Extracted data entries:
----

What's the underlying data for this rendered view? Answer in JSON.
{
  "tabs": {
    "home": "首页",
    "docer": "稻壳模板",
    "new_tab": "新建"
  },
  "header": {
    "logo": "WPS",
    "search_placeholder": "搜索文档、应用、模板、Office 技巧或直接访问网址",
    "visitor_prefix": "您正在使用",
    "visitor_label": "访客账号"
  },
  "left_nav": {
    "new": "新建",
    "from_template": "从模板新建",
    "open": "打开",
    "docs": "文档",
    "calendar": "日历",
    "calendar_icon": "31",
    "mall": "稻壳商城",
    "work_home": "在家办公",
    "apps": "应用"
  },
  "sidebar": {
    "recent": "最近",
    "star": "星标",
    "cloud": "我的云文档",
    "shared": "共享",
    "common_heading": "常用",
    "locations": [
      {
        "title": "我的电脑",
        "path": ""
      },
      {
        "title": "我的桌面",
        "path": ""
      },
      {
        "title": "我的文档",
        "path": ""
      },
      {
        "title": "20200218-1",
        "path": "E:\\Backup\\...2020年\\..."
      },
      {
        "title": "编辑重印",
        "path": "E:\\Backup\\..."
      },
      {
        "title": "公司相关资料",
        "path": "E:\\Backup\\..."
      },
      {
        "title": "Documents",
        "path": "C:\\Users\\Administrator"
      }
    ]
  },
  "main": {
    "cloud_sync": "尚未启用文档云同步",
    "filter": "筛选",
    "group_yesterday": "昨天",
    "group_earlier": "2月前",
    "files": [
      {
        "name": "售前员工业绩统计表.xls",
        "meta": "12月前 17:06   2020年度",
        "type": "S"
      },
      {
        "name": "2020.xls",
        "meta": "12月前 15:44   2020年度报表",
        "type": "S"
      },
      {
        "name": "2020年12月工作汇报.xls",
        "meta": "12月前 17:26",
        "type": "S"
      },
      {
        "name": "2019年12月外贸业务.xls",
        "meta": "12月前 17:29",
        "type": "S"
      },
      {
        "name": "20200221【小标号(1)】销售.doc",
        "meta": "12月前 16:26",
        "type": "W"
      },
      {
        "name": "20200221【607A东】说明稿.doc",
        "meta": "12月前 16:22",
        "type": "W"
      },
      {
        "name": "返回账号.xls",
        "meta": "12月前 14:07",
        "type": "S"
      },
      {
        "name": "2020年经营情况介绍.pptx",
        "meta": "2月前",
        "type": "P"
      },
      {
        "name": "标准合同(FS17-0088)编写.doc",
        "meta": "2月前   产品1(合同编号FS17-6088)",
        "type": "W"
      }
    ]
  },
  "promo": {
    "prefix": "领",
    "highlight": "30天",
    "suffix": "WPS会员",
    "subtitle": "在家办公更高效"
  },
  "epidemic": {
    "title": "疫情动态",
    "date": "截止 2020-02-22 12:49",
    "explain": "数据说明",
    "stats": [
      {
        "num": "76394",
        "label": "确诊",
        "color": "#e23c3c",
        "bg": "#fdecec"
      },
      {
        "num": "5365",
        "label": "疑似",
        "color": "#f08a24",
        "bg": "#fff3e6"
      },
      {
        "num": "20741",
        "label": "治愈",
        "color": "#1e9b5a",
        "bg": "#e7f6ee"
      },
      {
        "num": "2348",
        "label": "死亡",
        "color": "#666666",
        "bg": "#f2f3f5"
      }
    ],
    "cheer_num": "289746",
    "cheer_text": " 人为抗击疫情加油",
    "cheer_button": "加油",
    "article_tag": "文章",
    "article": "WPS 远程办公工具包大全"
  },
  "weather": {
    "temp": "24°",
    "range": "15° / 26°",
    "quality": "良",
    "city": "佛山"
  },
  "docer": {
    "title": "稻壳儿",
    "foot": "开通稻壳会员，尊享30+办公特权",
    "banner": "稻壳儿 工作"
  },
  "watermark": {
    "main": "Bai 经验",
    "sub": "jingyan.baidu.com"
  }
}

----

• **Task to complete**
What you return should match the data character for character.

• **Answer for the task**
What's the underlying data for this rendered view? Answer in JSON.
{
  "tabs": {
    "home": "首页",
    "docer": "稻壳模板",
    "new_tab": "新建"
  },
  "header": {
    "logo": "WPS",
    "search_placeholder": "搜索文档、应用、模板、Office 技巧或直接访问网址",
    "visitor_prefix": "您正在使用",
    "visitor_label": "访客账号"
  },
  "left_nav": {
    "new": "新建",
    "from_template": "从模板新建",
    "open": "打开",
    "docs": "文档",
    "calendar": "日历",
    "calendar_icon": "31",
    "mall": "稻壳商城",
    "work_home": "在家办公",
    "apps": "应用"
  },
  "sidebar": {
    "recent": "最近",
    "star": "星标",
    "cloud": "我的云文档",
    "shared": "共享",
    "common_heading": "常用",
    "locations": [
      {
        "title": "我的电脑",
        "path": ""
      },
      {
        "title": "我的桌面",
        "path": ""
      },
      {
        "title": "我的文档",
        "path": ""
      },
      {
        "title": "20200218-1",
        "path": "E:\\Backup\\...2020年\\..."
      },
      {
        "title": "编辑重印",
        "path": "E:\\Backup\\..."
      },
      {
        "title": "公司相关资料",
        "path": "E:\\Backup\\..."
      },
      {
        "title": "Documents",
        "path": "C:\\Users\\Administrator"
      }
    ]
  },
  "main": {
    "cloud_sync": "尚未启用文档云同步",
    "filter": "筛选",
    "group_yesterday": "昨天",
    "group_earlier": "2月前",
    "files": [
      {
        "name": "售前员工业绩统计表.xls",
        "meta": "12月前 17:06   2020年度",
        "type": "S"
      },
      {
        "name": "2020.xls",
        "meta": "12月前 15:44   2020年度报表",
        "type": "S"
      },
      {
        "name": "2020年12月工作汇报.xls",
        "meta": "12月前 17:26",
        "type": "S"
      },
      {
        "name": "2019年12月外贸业务.xls",
        "meta": "12月前 17:29",
        "type": "S"
      },
      {
        "name": "20200221【小标号(1)】销售.doc",
        "meta": "12月前 16:26",
        "type": "W"
      },
      {
        "name": "20200221【607A东】说明稿.doc",
        "meta": "12月前 16:22",
        "type": "W"
      },
      {
        "name": "返回账号.xls",
        "meta": "12月前 14:07",
        "type": "S"
      },
      {
        "name": "2020年经营情况介绍.pptx",
        "meta": "2月前",
        "type": "P"
      },
      {
        "name": "标准合同(FS17-0088)编写.doc",
        "meta": "2月前   产品1(合同编号FS17-6088)",
        "type": "W"
      }
    ]
  },
  "promo": {
    "prefix": "领",
    "highlight": "30天",
    "suffix": "WPS会员",
    "subtitle": "在家办公更高效"
  },
  "epidemic": {
    "title": "疫情动态",
    "date": "截止 2020-02-22 12:49",
    "explain": "数据说明",
    "stats": [
      {
        "num": "76394",
        "label": "确诊",
        "color": "#e23c3c",
        "bg": "#fdecec"
      },
      {
        "num": "5365",
        "label": "疑似",
        "color": "#f08a24",
        "bg": "#fff3e6"
      },
      {
        "num": "20741",
        "label": "治愈",
        "color": "#1e9b5a",
        "bg": "#e7f6ee"
      },
      {
        "num": "2348",
        "label": "死亡",
        "color": "#666666",
        "bg": "#f2f3f5"
      }
    ],
    "cheer_num": "289746",
    "cheer_text": " 人为抗击疫情加油",
    "cheer_button": "加油",
    "article_tag": "文章",
    "article": "WPS 远程办公工具包大全"
  },
  "weather": {
    "temp": "24°",
    "range": "15° / 26°",
    "quality": "良",
    "city": "佛山"
  },
  "docer": {
    "title": "稻壳儿",
    "foot": "开通稻壳会员，尊享30+办公特权",
    "banner": "稻壳儿 工作"
  },
  "watermark": {
    "main": "Bai 经验",
    "sub": "jingyan.baidu.com"
  }
}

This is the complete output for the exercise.